# Dedekind Completeness is Self-Dual

## Theorem

Let $\left({S, \preceq}\right)$ be an ordered set.

Then $\left({S, \preceq}\right)$ is Dedekind complete iff every non-empty subset of $S$ that is bounded below admits an infimum in $S$.

That is, an ordered set is Dedekind complete iff its dual is Dedekind complete.

## Proof

### Necessary Condition

Let $\left({S, \preceq}\right)$ be Dedekind complete.

Let $A \subseteq S$ be non-empty and bounded below.

Let $B \subseteq S$ be set of all lower bounds for $A$.

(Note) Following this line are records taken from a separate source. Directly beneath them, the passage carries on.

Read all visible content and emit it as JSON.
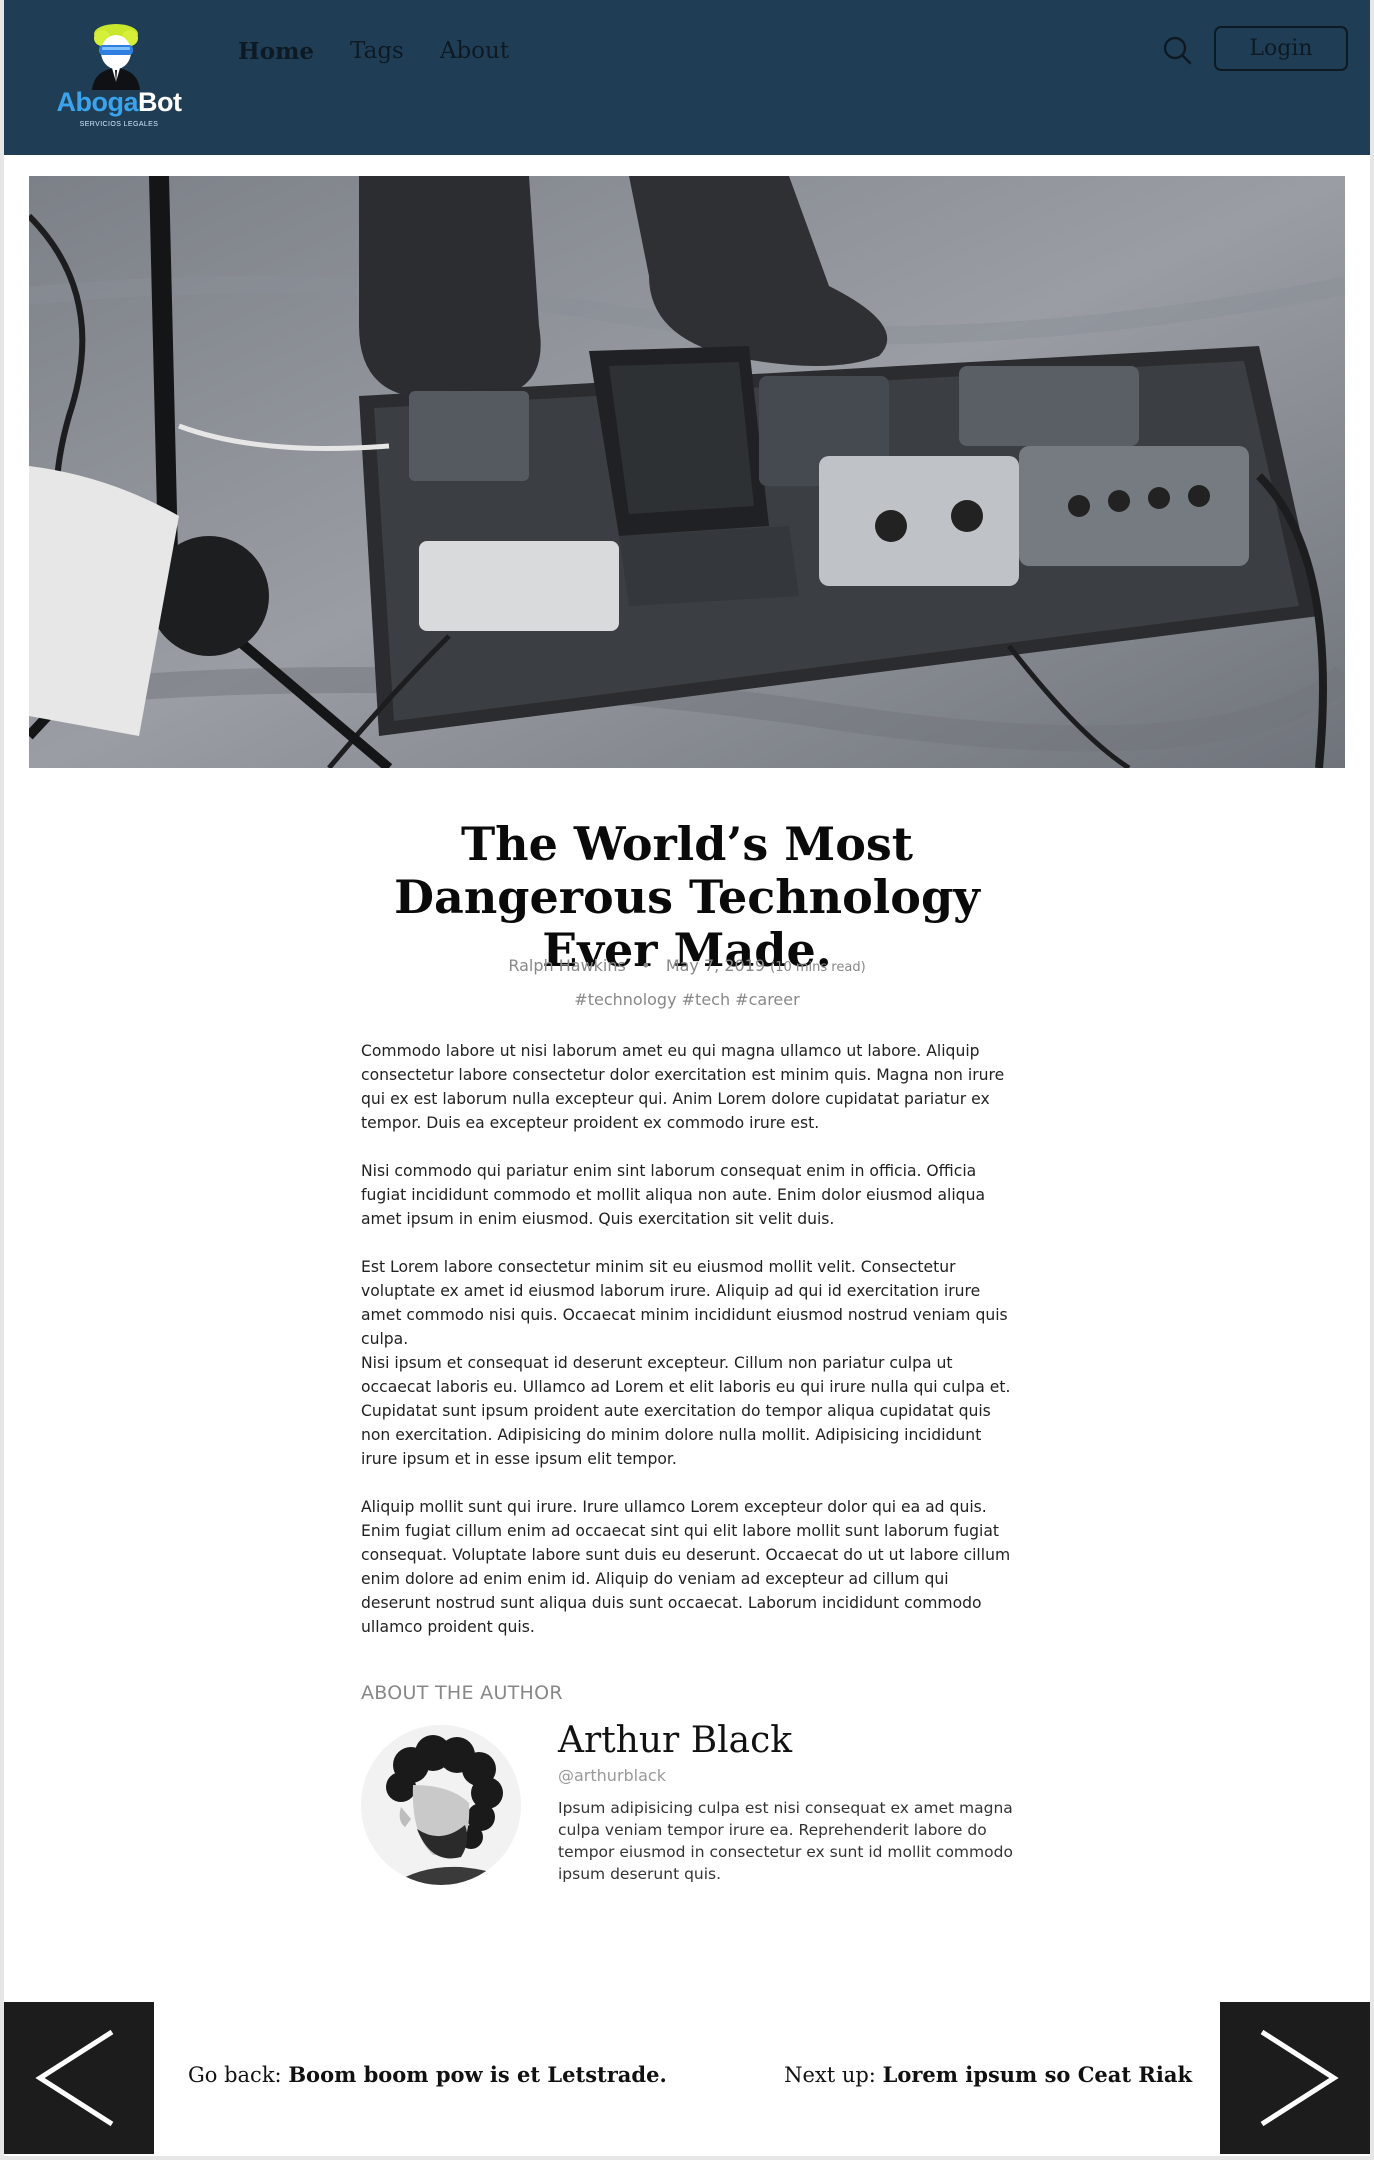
{
  "header": {
    "logo": {
      "part1": "Aboga",
      "part2": "Bot",
      "subtitle": "SERVICIOS LEGALES"
    },
    "nav": [
      {
        "label": "Home",
        "active": true
      },
      {
        "label": "Tags",
        "active": false
      },
      {
        "label": "About",
        "active": false
      }
    ],
    "search_icon": "search-icon",
    "login_label": "Login",
    "background_color": "#1f3e55"
  },
  "hero": {
    "alt": "guitar pedalboard"
  },
  "article": {
    "title": "The World’s Most Dangerous Technology Ever Made.",
    "author": "Ralph Hawkins",
    "separator": "•",
    "date": "May 7, 2019",
    "read_time": "(10 mins read)",
    "tags": "#technology #tech #career",
    "paragraphs": [
      "Commodo labore ut nisi laborum amet eu qui magna ullamco ut labore. Aliquip consectetur labore consectetur dolor exercitation est minim quis. Magna non irure qui ex est laborum nulla excepteur qui. Anim Lorem dolore cupidatat pariatur ex tempor. Duis ea excepteur proident ex commodo irure est.",
      "Nisi commodo qui pariatur enim sint laborum consequat enim in officia. Officia fugiat incididunt commodo et mollit aliqua non aute. Enim dolor eiusmod aliqua amet ipsum in enim eiusmod. Quis exercitation sit velit duis.",
      "Est Lorem labore consectetur minim sit eu eiusmod mollit velit. Consectetur voluptate ex amet id eiusmod laborum irure. Aliquip ad qui id exercitation irure amet commodo nisi quis. Occaecat minim incididunt eiusmod nostrud veniam quis culpa.",
      "Nisi ipsum et consequat id deserunt excepteur. Cillum non pariatur culpa ut occaecat laboris eu. Ullamco ad Lorem et elit laboris eu qui irure nulla qui culpa et. Cupidatat sunt ipsum proident aute exercitation do tempor aliqua cupidatat quis non exercitation. Adipisicing do minim dolore nulla mollit. Adipisicing incididunt irure ipsum et in esse ipsum elit tempor.",
      "Aliquip mollit sunt qui irure. Irure ullamco Lorem excepteur dolor qui ea ad quis. Enim fugiat cillum enim ad occaecat sint qui elit labore mollit sunt laborum fugiat consequat. Voluptate labore sunt duis eu deserunt. Occaecat do ut ut labore cillum enim dolore ad enim enim id. Aliquip do veniam ad excepteur ad cillum qui deserunt nostrud sunt aliqua duis sunt occaecat. Laborum incididunt commodo ullamco proident quis."
    ]
  },
  "author": {
    "section_label": "ABOUT THE AUTHOR",
    "name": "Arthur Black",
    "handle": "@arthurblack",
    "bio": "Ipsum adipisicing culpa est nisi consequat ex amet magna culpa veniam tempor irure ea. Reprehenderit labore do tempor eiusmod in consectetur ex sunt id mollit commodo ipsum deserunt quis."
  },
  "pager": {
    "prev_prefix": "Go back:",
    "prev_title": "Boom boom pow is et Letstrade.",
    "next_prefix": "Next up:",
    "next_title": "Lorem ipsum so Ceat Riak",
    "prev_icon": "chevron-left-icon",
    "next_icon": "chevron-right-icon"
  }
}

Then every element of $A$ is an upper bound for $B$.

Therefore, $B$ is non-empty and bounded above.

By the definition of Dedekind completeness, $B$ admits a supremum $x \in S$.

By the definition of supremum, it follows that every element of $A$ succeeds $x$.

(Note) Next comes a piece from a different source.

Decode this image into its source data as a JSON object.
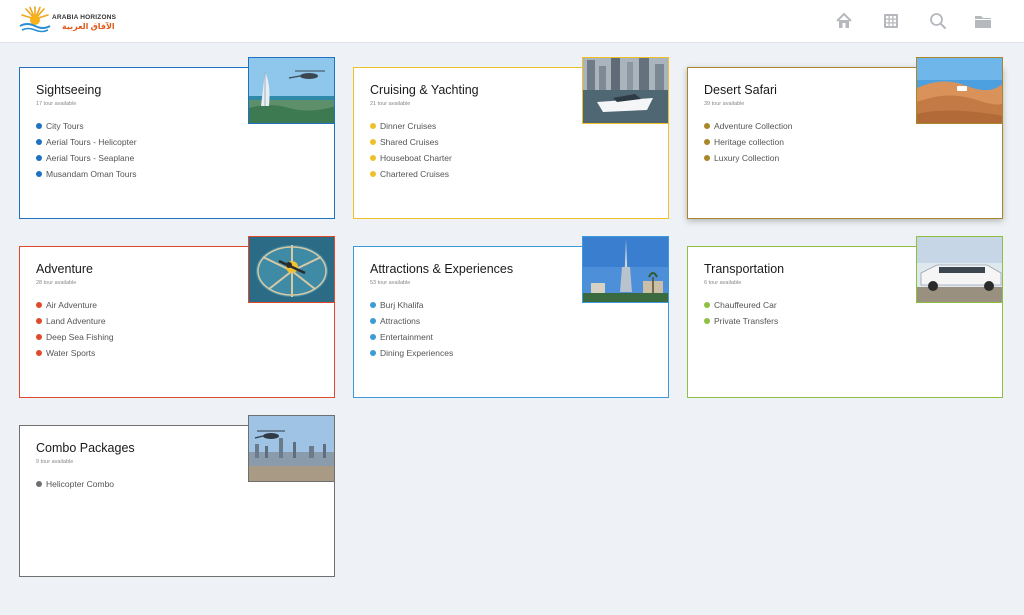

That is, $x$ is a lower bound for $A$.

If $y \in S$ is a lower bound for $A$, then $y \in B$, and so $y \preceq x$.

Hence, $x$ is the infimum of $A$.

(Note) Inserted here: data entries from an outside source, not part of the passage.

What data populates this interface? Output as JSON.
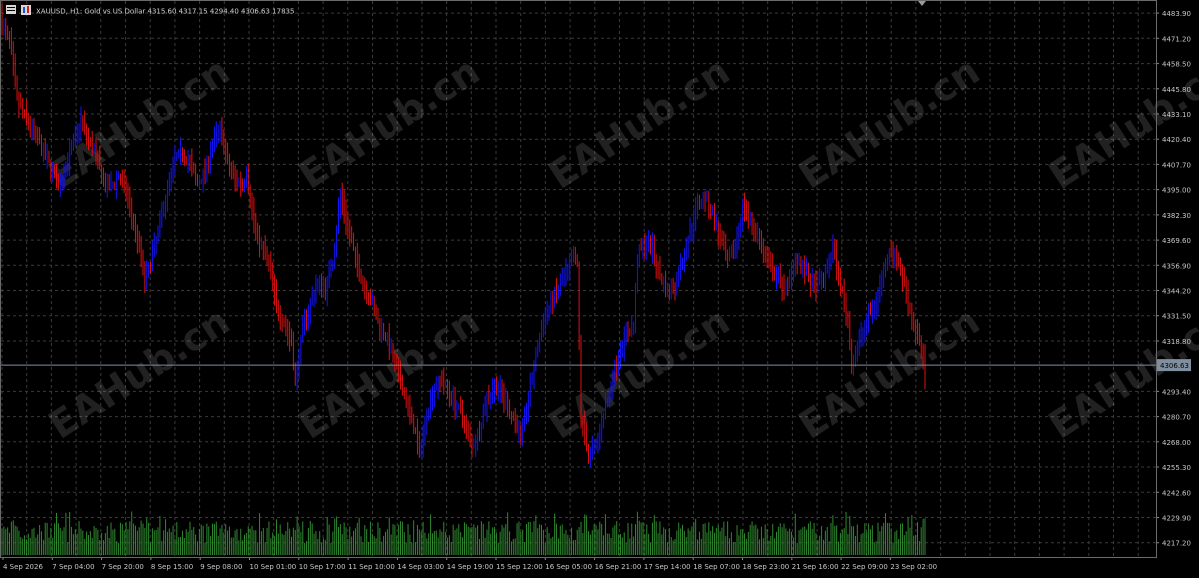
{
  "header": {
    "symbol_line": "XAUUSD, H1:  Gold vs US Dollar  4315.60 4317.15 4294.40 4306.63  17835"
  },
  "watermark": "EAHub.cn",
  "colors": {
    "background": "#000000",
    "grid": "#3a3a3a",
    "bull": "#1414ff",
    "bear": "#e01010",
    "volume": "#2f8a2f",
    "price_line": "#7f8f9f",
    "axis_text": "#c8c8c8",
    "price_tag_bg": "#7f8f9f"
  },
  "chart_data": {
    "type": "candlestick",
    "title": "XAUUSD, H1: Gold vs US Dollar",
    "last_ohlc": {
      "open": 4315.6,
      "high": 4317.15,
      "low": 4294.4,
      "close": 4306.63
    },
    "last_volume": 17835,
    "current_price_label": "4306.63",
    "current_price": 4306.63,
    "y_range": [
      4210.0,
      4490.0
    ],
    "y_ticks": [
      "4483.90",
      "4471.20",
      "4458.50",
      "4445.80",
      "4433.10",
      "4420.40",
      "4407.70",
      "4395.00",
      "4382.30",
      "4369.60",
      "4356.90",
      "4344.20",
      "4331.50",
      "4318.80",
      "4293.40",
      "4280.70",
      "4268.00",
      "4255.30",
      "4242.60",
      "4229.90",
      "4217.20"
    ],
    "x_tick_labels": [
      "4 Sep 2026",
      "7 Sep 04:00",
      "7 Sep 20:00",
      "8 Sep 15:00",
      "9 Sep 08:00",
      "10 Sep 01:00",
      "10 Sep 17:00",
      "11 Sep 10:00",
      "14 Sep 03:00",
      "14 Sep 19:00",
      "15 Sep 12:00",
      "16 Sep 05:00",
      "16 Sep 21:00",
      "17 Sep 14:00",
      "18 Sep 07:00",
      "18 Sep 23:00",
      "21 Sep 16:00",
      "22 Sep 09:00",
      "23 Sep 02:00"
    ],
    "grid": true,
    "close_path": [
      [
        0,
        4478
      ],
      [
        4,
        4470
      ],
      [
        8,
        4440
      ],
      [
        12,
        4432
      ],
      [
        16,
        4425
      ],
      [
        20,
        4418
      ],
      [
        24,
        4410
      ],
      [
        28,
        4402
      ],
      [
        30,
        4395
      ],
      [
        34,
        4408
      ],
      [
        38,
        4418
      ],
      [
        42,
        4430
      ],
      [
        46,
        4420
      ],
      [
        50,
        4412
      ],
      [
        54,
        4398
      ],
      [
        58,
        4396
      ],
      [
        62,
        4402
      ],
      [
        66,
        4394
      ],
      [
        70,
        4378
      ],
      [
        74,
        4362
      ],
      [
        76,
        4348
      ],
      [
        80,
        4362
      ],
      [
        84,
        4378
      ],
      [
        88,
        4396
      ],
      [
        92,
        4410
      ],
      [
        96,
        4414
      ],
      [
        100,
        4408
      ],
      [
        104,
        4398
      ],
      [
        108,
        4404
      ],
      [
        112,
        4418
      ],
      [
        116,
        4426
      ],
      [
        120,
        4408
      ],
      [
        124,
        4400
      ],
      [
        128,
        4398
      ],
      [
        130,
        4404
      ],
      [
        134,
        4378
      ],
      [
        138,
        4366
      ],
      [
        142,
        4358
      ],
      [
        146,
        4336
      ],
      [
        150,
        4328
      ],
      [
        154,
        4318
      ],
      [
        156,
        4298
      ],
      [
        160,
        4325
      ],
      [
        164,
        4338
      ],
      [
        168,
        4348
      ],
      [
        172,
        4345
      ],
      [
        176,
        4360
      ],
      [
        180,
        4392
      ],
      [
        184,
        4376
      ],
      [
        188,
        4360
      ],
      [
        192,
        4348
      ],
      [
        196,
        4340
      ],
      [
        200,
        4328
      ],
      [
        204,
        4322
      ],
      [
        208,
        4310
      ],
      [
        212,
        4298
      ],
      [
        216,
        4285
      ],
      [
        220,
        4272
      ],
      [
        222,
        4262
      ],
      [
        226,
        4282
      ],
      [
        230,
        4296
      ],
      [
        234,
        4300
      ],
      [
        238,
        4292
      ],
      [
        242,
        4286
      ],
      [
        246,
        4278
      ],
      [
        250,
        4266
      ],
      [
        254,
        4274
      ],
      [
        258,
        4290
      ],
      [
        262,
        4296
      ],
      [
        266,
        4292
      ],
      [
        270,
        4284
      ],
      [
        274,
        4276
      ],
      [
        276,
        4270
      ],
      [
        280,
        4290
      ],
      [
        284,
        4312
      ],
      [
        288,
        4328
      ],
      [
        292,
        4338
      ],
      [
        296,
        4345
      ],
      [
        300,
        4352
      ],
      [
        304,
        4360
      ],
      [
        306,
        4356
      ],
      [
        308,
        4280
      ],
      [
        312,
        4262
      ],
      [
        316,
        4266
      ],
      [
        320,
        4282
      ],
      [
        324,
        4296
      ],
      [
        328,
        4312
      ],
      [
        332,
        4322
      ],
      [
        336,
        4326
      ],
      [
        338,
        4362
      ],
      [
        342,
        4368
      ],
      [
        346,
        4365
      ],
      [
        350,
        4352
      ],
      [
        354,
        4343
      ],
      [
        358,
        4346
      ],
      [
        362,
        4360
      ],
      [
        366,
        4374
      ],
      [
        370,
        4388
      ],
      [
        374,
        4392
      ],
      [
        378,
        4382
      ],
      [
        382,
        4370
      ],
      [
        386,
        4358
      ],
      [
        390,
        4366
      ],
      [
        394,
        4386
      ],
      [
        398,
        4380
      ],
      [
        402,
        4372
      ],
      [
        406,
        4360
      ],
      [
        410,
        4354
      ],
      [
        414,
        4348
      ],
      [
        418,
        4346
      ],
      [
        422,
        4362
      ],
      [
        426,
        4356
      ],
      [
        430,
        4348
      ],
      [
        434,
        4346
      ],
      [
        438,
        4352
      ],
      [
        442,
        4366
      ],
      [
        446,
        4346
      ],
      [
        450,
        4330
      ],
      [
        452,
        4306
      ],
      [
        456,
        4318
      ],
      [
        460,
        4330
      ],
      [
        464,
        4336
      ],
      [
        468,
        4350
      ],
      [
        472,
        4366
      ],
      [
        476,
        4360
      ],
      [
        480,
        4348
      ],
      [
        484,
        4330
      ],
      [
        488,
        4318
      ],
      [
        491,
        4306.63
      ]
    ],
    "x_range": [
      0,
      491
    ]
  }
}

$\Box$

### Sufficient Condition

Follows directly from the Necessary Condition and Dual of Dual Ordering.

$\blacksquare$

## Sources

- 2000: James R. Munkres:
*Topology*(2nd ed.) ... (previous) ... (next): $1$: Set Theory and Logic: $\S 3$: Relations: Exercise $3.13$